Reviewing the annual 2023 report from the IQVIA Institute for Human Data Science discussing The Use of Medicines in the U.S. is always a detailed, deep, and insightful dive into the state of prescription drugs. It’s a volume speaking volumes on the current picture of prescribed meds, spending and revenues, health care utilization trends, and a forecast looking out to 2027.

In my read of this year’s review, I see a flashing light for U.S. health care: “Wake up, public health!”

I’ve pulled out a few of the data points that speak to me about population health, prevention and early diagnosis (or lack thereof), and alarm bells on women’s health — notably, young women and girls.








First, we look at the macro picture on health services utilization comparing the end of 2022 with pre-COVID-19 levels. With an Index of 100  for the first 8 weeks of 2020 (that is, the 2 months before COVID-19 emerged in the U.S.), we see an over-indexing of office, institutional and telehealth visits (at 108) and a 104 gauge on new prescriptions.
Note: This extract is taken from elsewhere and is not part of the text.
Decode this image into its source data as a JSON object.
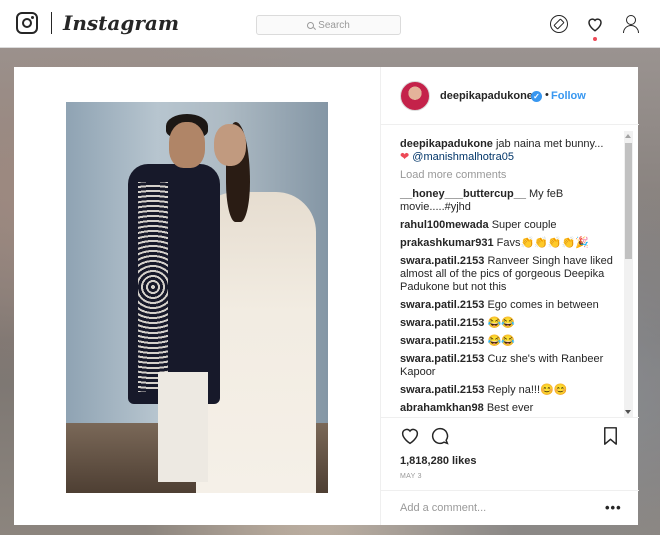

However, elective procedures haven’t yet reached pre-pandemic utilization (latest read of 98) and for screening and diagnostic tests, underwhelming use at 89 versus the 100 index pre-pandemic.








The second graph portrays the same data in greater granularity, illustrating the variability of the four service areas over time comparing Q2 2020 with Q4 2022. Each of the four areas’ utilization increased by the end of 2022 — the good news in terms of overall health services — but you can see the lagging indicators for and gaps for preventive and treatment services. IQVIA attributes this to patients’ avoiding interactions with the health care system.








One of the most concerning data points on health service avoidance is the drop in pediatric vaccinations which remain below pre-pandemic levels, IQVIA’s data revealed. Shown here in the third chart, note that adult vaccinations have returned to pre-COVID levels, but immunizations for kids were 20% lower than in 2019.

Here, we call out the 12% increase in the proportion of Americans who say that parents should be able to choose not to vaccinate their children, found in the Kaiser Family Foundation COVID-19 Vaccine Monitor survey from December 2022. 







Let’s now shift to the public health crisis in Americans’ mental health, which the pandemic certainly exacerbated. IQVIA’s national prescription data revealed that prescriptions for mental health drugs grew 8% since 2019 — with a 33% rise among girls under 19.

There is another data point in the study on women’s health and prescriptions — for ADHD drugs. Prescriptions for these medicines in women were up 46% from 2018 (compared with men, growing in Rx volume by 26%). Women thus accounted for one-third of ADHD prescriptions as of December 2022.

Health Populi’s Hot Points:  Life expectancy in the U.S. has declined in the past couple of years, I’ve been discussing here in Health Populi. 

The causes of the rising mortality of Americans, overall, have to do with more than the COVID-19 pandemic. Succinctly put by Dr. Cory Franklin and Dr. Robert Weinstein, “the main causes of the excess deaths are more social than medical.”










The IQVIA report clearly shows some consumers delaying their return to the healthcare system for screening and diagnosis. Couple this with a growing number of parents avoiding measles, mumps, and rubella immunizations for their kids, detailed in this last chart from Kaiser Family Foundation’s poll fielded at the end of 2022.

Delaying tests and recommended screenings can lead to diagnoses of conditions later in their development, requiring more aggressive treatment, greater medical costs, and potential risks to life (or quality of life-years that remain).

Avoiding vaccinations for MMR, too, can risk a child’s health and well-being: the CDC notes that there were over 1,200 cases of measles in the U.S. in 2019 — the highest number of cases reported in America since 1992 and since the nation declared measles eliminated from the country in the year 2000.

Reading between the lines of the 2023 IQVIA report tells us as much about public health risks as it does medicines use. Thanks to the IQVIA team for their always-useful data that informs us to face up to challenges in our health care communities…